As stricter EU regulations come into force next year, Tonight investigates the quality of the bathing water on Britain's beaches.
An infectious diseases doctor who contracted the Ebola virus at work in Guinea has spoken to ITV News about beating the disease.
A survey has shown how "addictive" apps on smartphones are taking control in British bedrooms
There needs to be a "revolution" in societal attitudes towards organ donation so more lives can be saved, the NHS Blood and Transplant (NHS BT) has said.
The proportion of families who agree to organ donation after the death of a family member remains "stubbornly low", NHS BT spokeswoman Sally Johnson said.
Figures show that during 2013/14, more than four in 10 families approached about organ donation said no to donating a loved one's organs.
"Family refusal is our biggest problem and it's sad we lag so far behind some other countries in terms of consent/authorisation rates to donation," she added.
More people are donating their organs in Britain than ever, according to health officials
The last financial year was a "record year" for organ donation and transplantation in the UK, NHS Blood and Transplant (NHS BT) has said.
In 2013/14 there were 4,655 transplants carried out - a 10% rise on the previous year, a spokeswoman said.
New figures, published by the authority to mark National Transplant Week, show that almost one in four of the transplants were organs from "living donors".
The remainder of organ donations came after a death.
Bipolar disorder, known in the past as manic depression, is a condition that affects people's moods, which can swing from one extreme to another.
People with bipolar disorder have periods of:
- Depression - where they feel very low and lethargic
- Mania - where they feel very high and overactive
- Les severe mania is known as hypomania
The exact causes of bipolar disorder are unknown and it is relatively common - around one person in 100 is diagnosed with the condition.
Scientists investigating bipolar disorder invited participants to make safe or risky gambles as they spun the wheel in a game of roulette.
Brain activity was measured using a functional magnetic resonance imaging (fMRI) scan that monitors blood flow in the brain.

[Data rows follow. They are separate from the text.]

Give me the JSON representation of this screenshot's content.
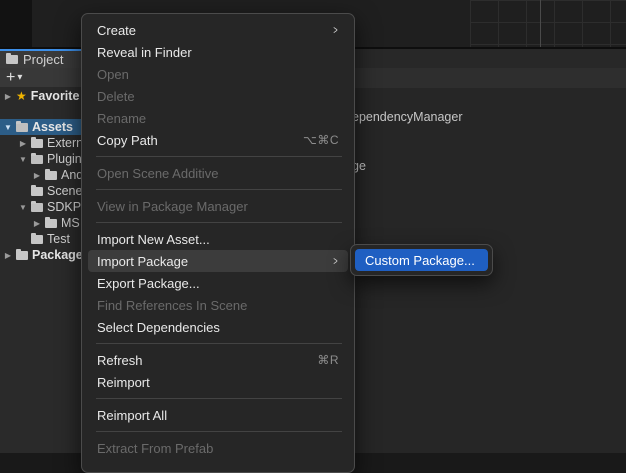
{
  "project_panel": {
    "tab_label": "Project",
    "add_button": "+",
    "add_dropdown": "▾",
    "tree": [
      {
        "label": "Favorite",
        "icon": "star-icon",
        "expand": "▶"
      },
      {
        "label": "Assets",
        "icon": "folder-open-icon",
        "expand": "▼"
      },
      {
        "label": "Extern",
        "icon": "folder-icon",
        "expand": "▶"
      },
      {
        "label": "Plugin",
        "icon": "folder-open-icon",
        "expand": "▼"
      },
      {
        "label": "And",
        "icon": "folder-icon",
        "expand": "▶"
      },
      {
        "label": "Scene",
        "icon": "folder-icon",
        "expand": ""
      },
      {
        "label": "SDKP",
        "icon": "folder-open-icon",
        "expand": "▼"
      },
      {
        "label": "MS",
        "icon": "folder-icon",
        "expand": "▶"
      },
      {
        "label": "Test",
        "icon": "folder-icon",
        "expand": ""
      },
      {
        "label": "Package",
        "icon": "folder-icon",
        "expand": "▶"
      }
    ]
  },
  "right_content": {
    "line1": "ependencyManager",
    "line2": "ge"
  },
  "context_menu": {
    "items": [
      {
        "label": "Create",
        "shortcut": "",
        "arrow": ">",
        "enabled": true
      },
      {
        "label": "Reveal in Finder",
        "shortcut": "",
        "arrow": "",
        "enabled": true
      },
      {
        "label": "Open",
        "shortcut": "",
        "arrow": "",
        "enabled": false
      },
      {
        "label": "Delete",
        "shortcut": "",
        "arrow": "",
        "enabled": false
      },
      {
        "label": "Rename",
        "shortcut": "",
        "arrow": "",
        "enabled": false
      },
      {
        "label": "Copy Path",
        "shortcut": "⌥⌘C",
        "arrow": "",
        "enabled": true
      },
      {
        "label": "Open Scene Additive",
        "shortcut": "",
        "arrow": "",
        "enabled": false
      },
      {
        "label": "View in Package Manager",
        "shortcut": "",
        "arrow": "",
        "enabled": false
      },
      {
        "label": "Import New Asset...",
        "shortcut": "",
        "arrow": "",
        "enabled": true
      },
      {
        "label": "Import Package",
        "shortcut": "",
        "arrow": ">",
        "enabled": true
      },
      {
        "label": "Export Package...",
        "shortcut": "",
        "arrow": "",
        "enabled": true
      },
      {
        "label": "Find References In Scene",
        "shortcut": "",
        "arrow": "",
        "enabled": false
      },
      {
        "label": "Select Dependencies",
        "shortcut": "",
        "arrow": "",
        "enabled": true
      },
      {
        "label": "Refresh",
        "shortcut": "⌘R",
        "arrow": "",
        "enabled": true
      },
      {
        "label": "Reimport",
        "shortcut": "",
        "arrow": "",
        "enabled": true
      },
      {
        "label": "Reimport All",
        "shortcut": "",
        "arrow": "",
        "enabled": true
      },
      {
        "label": "Extract From Prefab",
        "shortcut": "",
        "arrow": "",
        "enabled": false
      }
    ]
  },
  "submenu": {
    "items": [
      {
        "label": "Custom Package..."
      }
    ]
  },
  "colors": {
    "selection": "#2c5d87",
    "submenu_highlight": "#1f5fc2",
    "tab_accent": "#3d8fe8"
  }
}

Professor Wael el-Deredy, from the University of Manchester, said in the journal Brain:
The greater buzz that people with bipolar disorder get from reward is a double-edged sword.
On the one hand, it helps people strive towards their goals and ambitions ...
However, it comes at a cost; these same people may be swayed more by immediate rewards when making decisions and less by the long-term consequences of these actions.
Stray vials of the deadly smallpox virus from the 1950s have been discovered at a federal laboratory near Washington - the second time in a month a deadly pathogen has been found at a US government facility.
Workers discovered the six glass vials in a cardboard box on 1st July while clearing out an old lab on the National Institutes of Health campus in Bethesda, Maryland, the US Centers for Disease Control and Prevention (CDC) said.
They contained freeze-dried smallpox virus and were sealed with melted glass. The vials appeared intact and there is no evidence that lab workers or the general public are at risk, spokesman Tom Skinner said.
Skinner said the CDC is working with the FBI to determine how and when the samples were prepared, and also how they came to be stored and forgotten in the lab.
A roulette game played while undergoing a brain scan has shown that people with bipolar disorder are "wired for risk," scientists have claimed.
People with bipolar disorder appear to be dominated by the brain's "pleasure centre" that drives us to seek out and pursue rewards, a study suggests.
The brain area, called the nucleus accumbens, was more strongly activated in people with bipolar disorder than other volunteers.
Bipolar disorder, previously known as "manic depression", is marked by unpredictable and extreme mood swings.
The death toll from Ebola has risen to 518, as the deadly virus continues to spread.
The World Health Organisation said 50 new cases and 25 deaths had been reported in Sierra Leone, Liberia and Guinea since July 3.
The number of travellers returning to England with a nasty viral illness is on the rise, new figures show.
Between 2012 and 2013, officials saw a 58% increase in the number of holidaymakers suffering with Dengue fever on their return home.
Last year there were 541 cases reported in people returning from dengue-affected countries - compared to 343 in 2012, Public Health England said.
Dengue is a viral infection spread by mosquitoes and symptoms include a severe flu-like illness, fever, headache, muscle ache, rash, nausea and vomiting.
A spokesman said that most cases were reported in travellers to India and Thailand.